As science communication programs grow worldwide, effective evaluation and assessment metrics lag. While there is no consensus on evaluation protocols specifically for science communication training, there is agreement on elements of effective training: listening, empathy, and knowing your audience — core tenets of improvisation. We designed an evaluation protocol, tested over three years, based on validated and newly developed scales for an improvisation-based communication training at the Alan Alda Center for Communicating Science. Initial results suggest that ‘knowing your audience’ should apply to training providers as they design and evaluate their curriculum, and gender may be a key influence on outcomes.
Public acceptance of vaccination and Genetically Modified (GM) food is low and opposition is stiff. During two science festivals in France, we discussed in small groups the scientific evidence and current consensus on the benefits of vaccination and GM food safety. Our interventions reinforced people's positive opinions on vaccination and produced a drastic positive shift of GM food opinions. Despite the controversial nature of the topics discussed, there were very few cases of backfire effects among the 175 participants who volunteered. These results should encourage scientists to engage more often with the public during science festivals, even on heated topics.
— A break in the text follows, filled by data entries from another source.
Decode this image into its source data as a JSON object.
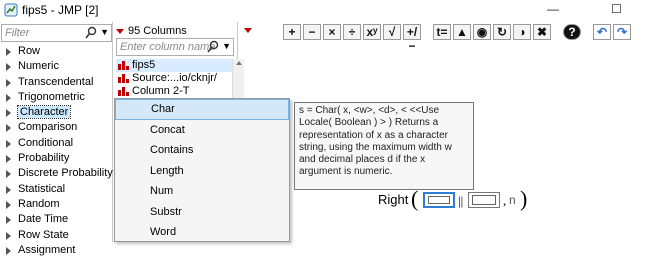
{
  "window": {
    "title": "fips5 - JMP [2]",
    "minimize_glyph": "—",
    "maximize_glyph": "☐"
  },
  "functions_panel": {
    "filter_placeholder": "Filter",
    "categories": [
      "Row",
      "Numeric",
      "Transcendental",
      "Trigonometric",
      "Character",
      "Comparison",
      "Conditional",
      "Probability",
      "Discrete Probability",
      "Statistical",
      "Random",
      "Date Time",
      "Row State",
      "Assignment"
    ],
    "selected_category": "Character"
  },
  "columns_panel": {
    "header": "95 Columns",
    "search_placeholder": "Enter column name",
    "columns": [
      "fips5",
      "Source:...io/cknjr/",
      "Column  2-T"
    ]
  },
  "popup_menu": {
    "items": [
      "Char",
      "Concat",
      "Contains",
      "Length",
      "Num",
      "Substr",
      "Word"
    ],
    "highlighted": "Char"
  },
  "toolbar": {
    "buttons": [
      {
        "name": "add",
        "glyph": "+"
      },
      {
        "name": "subtract",
        "glyph": "−"
      },
      {
        "name": "multiply",
        "glyph": "×"
      },
      {
        "name": "divide",
        "glyph": "÷"
      },
      {
        "name": "power",
        "glyph": "xʸ"
      },
      {
        "name": "root",
        "glyph": "√"
      },
      {
        "name": "change-sign",
        "glyph": "+/−"
      },
      {
        "name": "assign",
        "glyph": "t="
      },
      {
        "name": "up",
        "glyph": "▲"
      },
      {
        "name": "peel",
        "glyph": "◉"
      },
      {
        "name": "swap",
        "glyph": "↻"
      },
      {
        "name": "unary",
        "glyph": "◑"
      },
      {
        "name": "delete",
        "glyph": "✖"
      },
      {
        "name": "help",
        "glyph": "?"
      },
      {
        "name": "undo",
        "glyph": "↶"
      },
      {
        "name": "redo",
        "glyph": "↷"
      }
    ]
  },
  "tooltip": {
    "text": "s = Char( x, <w>, <d>, < <<Use Locale( Boolean ) > ) Returns a representation of x as a character string, using the maximum width w and decimal places d if the x argument is numeric."
  },
  "formula": {
    "function_name": "Right",
    "optional_arg": "n"
  },
  "colors": {
    "accent_red": "#c00000",
    "selection_blue": "#2d7fd3",
    "highlight_bg": "#d5e8fa"
  }
}
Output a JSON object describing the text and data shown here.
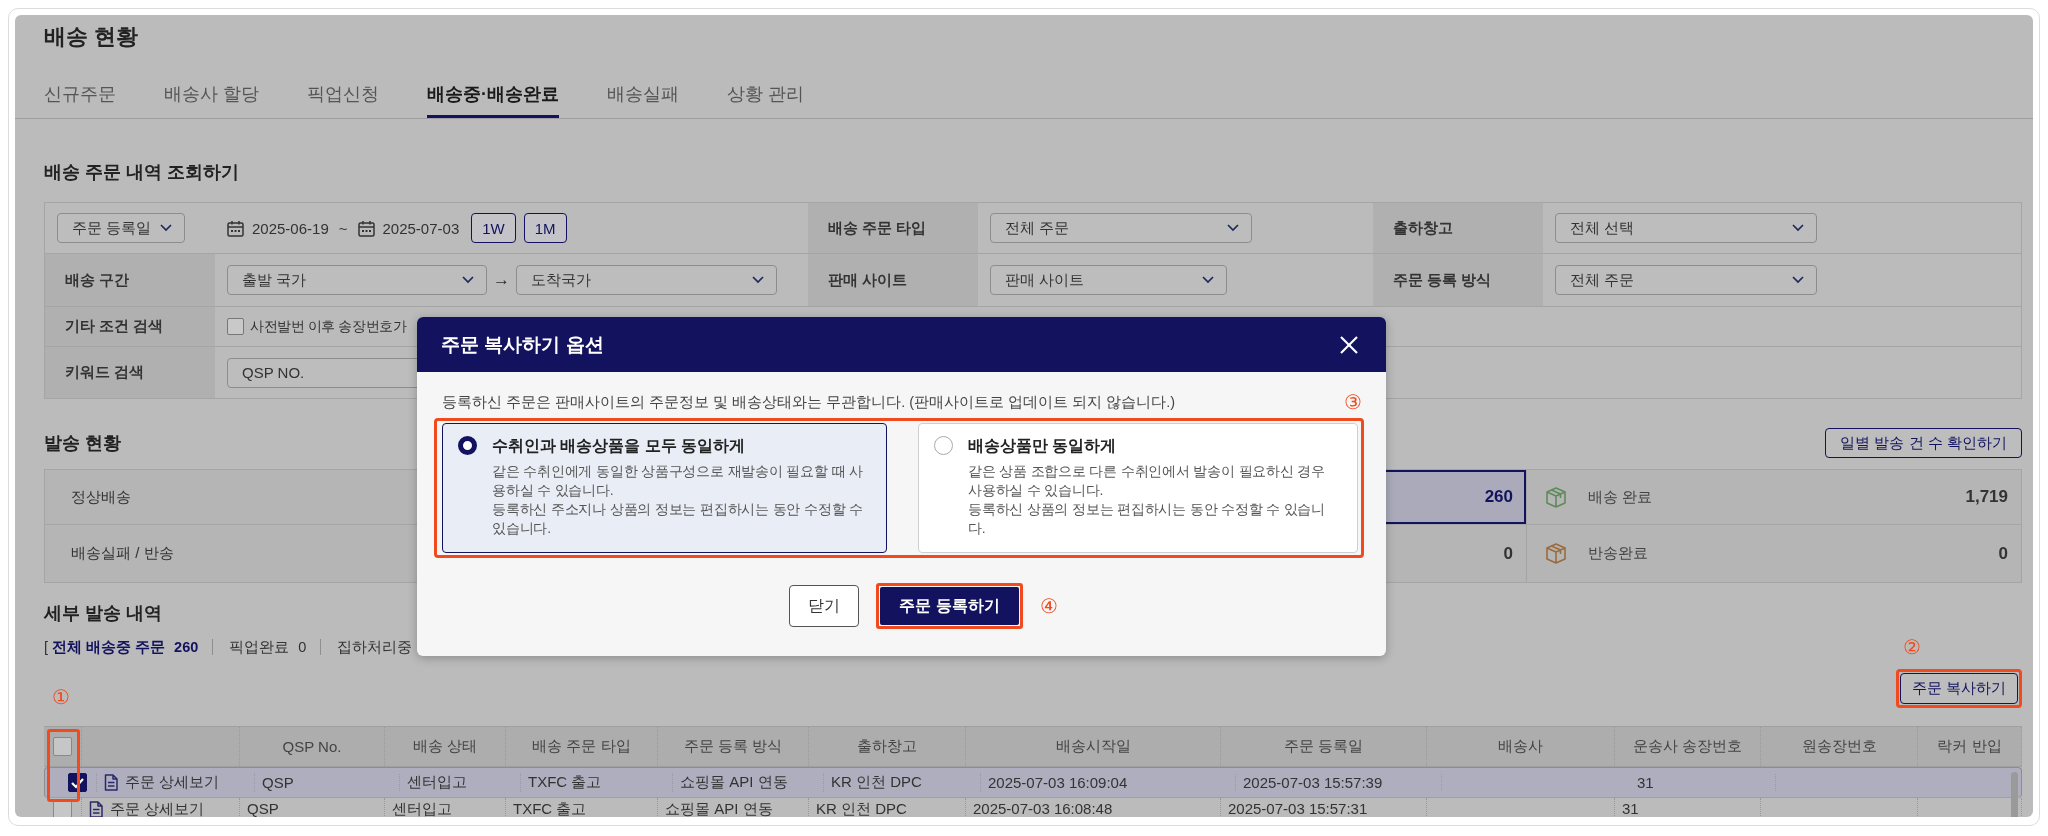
{
  "page": {
    "title": "배송 현황"
  },
  "tabs": [
    {
      "label": "신규주문",
      "selected": false
    },
    {
      "label": "배송사 할당",
      "selected": false
    },
    {
      "label": "픽업신청",
      "selected": false
    },
    {
      "label": "배송중·배송완료",
      "selected": true
    },
    {
      "label": "배송실패",
      "selected": false
    },
    {
      "label": "상황 관리",
      "selected": false
    }
  ],
  "search": {
    "title": "배송 주문 내역 조회하기",
    "date_filter": {
      "type": "주문 등록일",
      "from": "2025-06-19",
      "separator": "~",
      "to": "2025-07-03",
      "presets": [
        "1W",
        "1M"
      ]
    },
    "order_type": {
      "label": "배송 주문 타입",
      "value": "전체 주문"
    },
    "warehouse": {
      "label": "출하창고",
      "value": "전체 선택"
    },
    "route": {
      "label": "배송 구간",
      "from": "출발 국가",
      "arrow": "→",
      "to": "도착국가"
    },
    "sales_site": {
      "label": "판매 사이트",
      "value": "판매 사이트"
    },
    "registration_method": {
      "label": "주문 등록 방식",
      "value": "전체 주문"
    },
    "other": {
      "label": "기타 조건 검색",
      "checkbox": {
        "label": "사전발번 이후 송장번호가",
        "checked": false
      }
    },
    "keyword": {
      "label": "키워드 검색",
      "type": "QSP NO."
    }
  },
  "shipment_status": {
    "title": "발송 현황",
    "daily_button": "일별 발송 건 수 확인하기",
    "rows": [
      {
        "label": "정상배송",
        "value": "260",
        "selected": true,
        "done_label": "배송 완료",
        "done_value": "1,719",
        "color": "#5f8a5c"
      },
      {
        "label": "배송실패 / 반송",
        "value": "0",
        "selected": false,
        "done_label": "반송완료",
        "done_value": "0",
        "color": "#9a6c3c"
      }
    ]
  },
  "details": {
    "title": "세부 발송 내역",
    "bracket": "[",
    "summary": [
      {
        "label": "전체 배송중 주문",
        "count": "260",
        "selected": true
      },
      {
        "label": "픽업완료",
        "count": "0",
        "selected": false
      },
      {
        "label": "집하처리중",
        "selected": false
      }
    ],
    "copy_marker": "②",
    "copy_button": "주문 복사하기",
    "table_marker": "①"
  },
  "table": {
    "header_checked": false,
    "columns": [
      "QSP No.",
      "배송 상태",
      "배송 주문 타입",
      "주문 등록 방식",
      "출하창고",
      "배송시작일",
      "주문 등록일",
      "배송사",
      "운송사 송장번호",
      "원송장번호",
      "락커 반입"
    ],
    "rows": [
      {
        "checked": true,
        "selected": true,
        "link": "주문 상세보기",
        "cells": [
          "QSP",
          "센터입고",
          "TXFC 출고",
          "쇼핑몰 API 연동",
          "KR 인천 DPC",
          "2025-07-03 16:09:04",
          "2025-07-03 15:57:39",
          null,
          "31",
          null,
          null
        ]
      },
      {
        "checked": false,
        "selected": false,
        "link": "주문 상세보기",
        "cells": [
          "QSP",
          "센터입고",
          "TXFC 출고",
          "쇼핑몰 API 연동",
          "KR 인천 DPC",
          "2025-07-03 16:08:48",
          "2025-07-03 15:57:31",
          null,
          "31",
          null,
          null
        ]
      }
    ]
  },
  "dialog": {
    "title": "주문 복사하기 옵션",
    "notice": "등록하신 주문은 판매사이트의 주문정보 및 배송상태와는 무관합니다. (판매사이트로 업데이트 되지 않습니다.)",
    "options_marker": "③",
    "options": [
      {
        "title": "수취인과 배송상품을 모두 동일하게",
        "selected": true,
        "description": [
          "같은 수취인에게 동일한 상품구성으로 재발송이 필요할 때 사용하실 수 있습니다.",
          "등록하신 주소지나 상품의 정보는 편집하시는 동안 수정할 수 있습니다."
        ]
      },
      {
        "title": "배송상품만 동일하게",
        "selected": false,
        "description": [
          "같은 상품 조합으로 다른 수취인에서 발송이 필요하신 경우 사용하실 수 있습니다.",
          "등록하신 상품의 정보는 편집하시는 동안 수정할 수 있습니다."
        ]
      }
    ],
    "close_button": "닫기",
    "submit_button": "주문 등록하기",
    "submit_marker": "④"
  }
}
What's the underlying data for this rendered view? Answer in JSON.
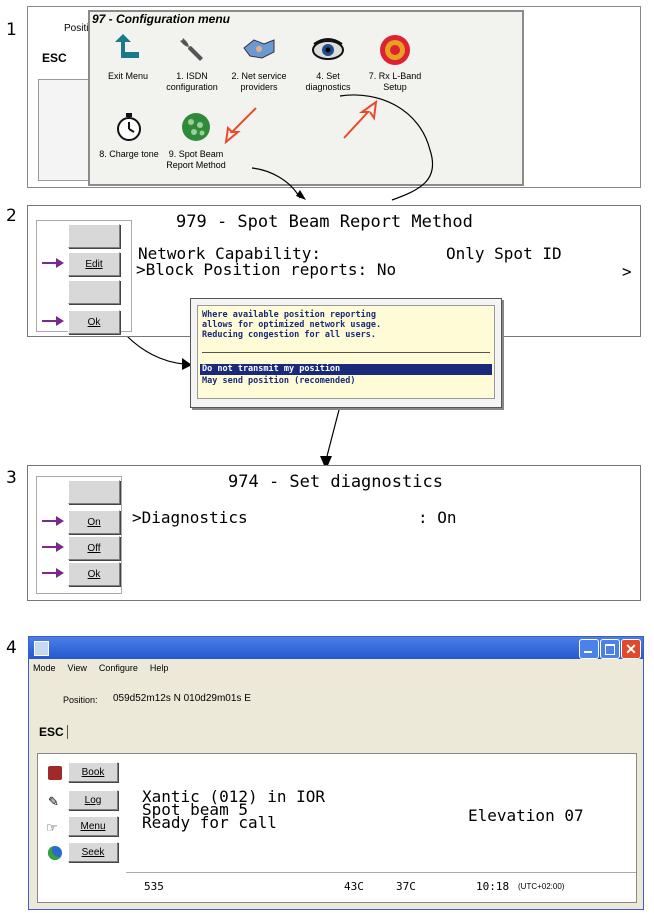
{
  "steps": [
    "1",
    "2",
    "3",
    "4"
  ],
  "panel1": {
    "title": "97 - Configuration menu",
    "posi": "Positi",
    "esc": "ESC",
    "items": [
      {
        "label1": "Exit Menu",
        "label2": "",
        "icon": "exit-arrow-icon"
      },
      {
        "label1": "1. ISDN",
        "label2": "configuration",
        "icon": "wrench-icon"
      },
      {
        "label1": "2. Net service",
        "label2": "providers",
        "icon": "handshake-icon"
      },
      {
        "label1": "4. Set",
        "label2": "diagnostics",
        "icon": "eye-icon"
      },
      {
        "label1": "7. Rx L-Band",
        "label2": "Setup",
        "icon": "target-icon"
      },
      {
        "label1": "8. Charge tone",
        "label2": "",
        "icon": "stopwatch-icon"
      },
      {
        "label1": "9. Spot Beam",
        "label2": "Report Method",
        "icon": "globe-icon"
      }
    ]
  },
  "panel2": {
    "title": "979 - Spot Beam Report Method",
    "row1_label": "Network Capability:",
    "row1_value": "Only Spot ID",
    "row2_label": ">Block Position reports: No",
    "right_marker": ">",
    "btn_edit": "Edit",
    "btn_ok": "Ok",
    "popup": {
      "text": [
        "Where available position reporting",
        "allows for optimized network usage.",
        "Reducing congestion for all users."
      ],
      "options": [
        "Do not transmit my position",
        "May send position (recomended)"
      ]
    }
  },
  "panel3": {
    "title": "974 - Set diagnostics",
    "row_label": ">Diagnostics",
    "row_value": ": On",
    "btn_on": "On",
    "btn_off": "Off",
    "btn_ok": "Ok"
  },
  "panel4": {
    "menu": [
      "Mode",
      "View",
      "Configure",
      "Help"
    ],
    "position_label": "Position:",
    "position_value": "059d52m12s N 010d29m01s E",
    "esc": "ESC",
    "buttons": [
      "Book",
      "Log",
      "Menu",
      "Seek"
    ],
    "line1": "Xantic (012) in IOR",
    "line2": "Spot beam 5",
    "line3": "Ready for call",
    "elevation": "Elevation 07",
    "status": {
      "code": "535",
      "t1": "43C",
      "t2": "37C",
      "time": "10:18",
      "tz": "(UTC+02:00)"
    }
  },
  "colors": {
    "arrow": "#7a2a8a",
    "title_bar": "#2b63d9",
    "popup_bg": "#fffbd6",
    "popup_sel": "#1a2a7a",
    "hint": "#e84a2a"
  }
}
Many studies have examined the impression that the general public has of science and how this can prevent girls from choosing science fields. Using an online questionnaire, we investigated whether the public perception of several academic fields was gender-biased in Japan. First, we found the gender-bias gap in public perceptions was largest in nursing and mechanical engineering. Second, people who have a low level of egalitarian attitudes toward gender roles perceived that nursing was suitable for women. Third, people who have a low level of egalitarian attitudes perceived that many STEM fields are suitable for men. This suggests that gender-biased perceptions toward academic fields can still be found in Japan.
What exactly is “scientific culture”? How does it relate to science communication, non-formal education or artistic interactions with the scientific world? That was the topic of the 14th International Summer School of Mind, Brain and Education (ISMBE), held 1–4 October 2019 at the Ettore Majorana Centre for Scientific Culture in Erice (Sicily), Italy. The ISMBE has a long history of bringing together researchers from diverse fields to catalyze research relating to cognitive science and neuroscience through to education, and the directors of the School, Drs. Kurt Fischer, Antonio Battro and Sebastián Lipina considered that the boundary between these fields and scientific culture was subtle enough to demand a conference on the subject and asked us to organize such a meeting.
Build SciComm, an international symposium on strategies for fostering science communication in Japan held at the University of Tsukuba in November 2019, brought together academics and practitioners to discuss issues faced by the field in Japan and vision for future direction. Informally, the symposium was well received and generally considered to be a useful and stimulating event. We discuss issues to be considered for future incarnations and explain why this symposium provides an important forum for inclusive discussions on fundamental questions about the nature of science communication in Japan.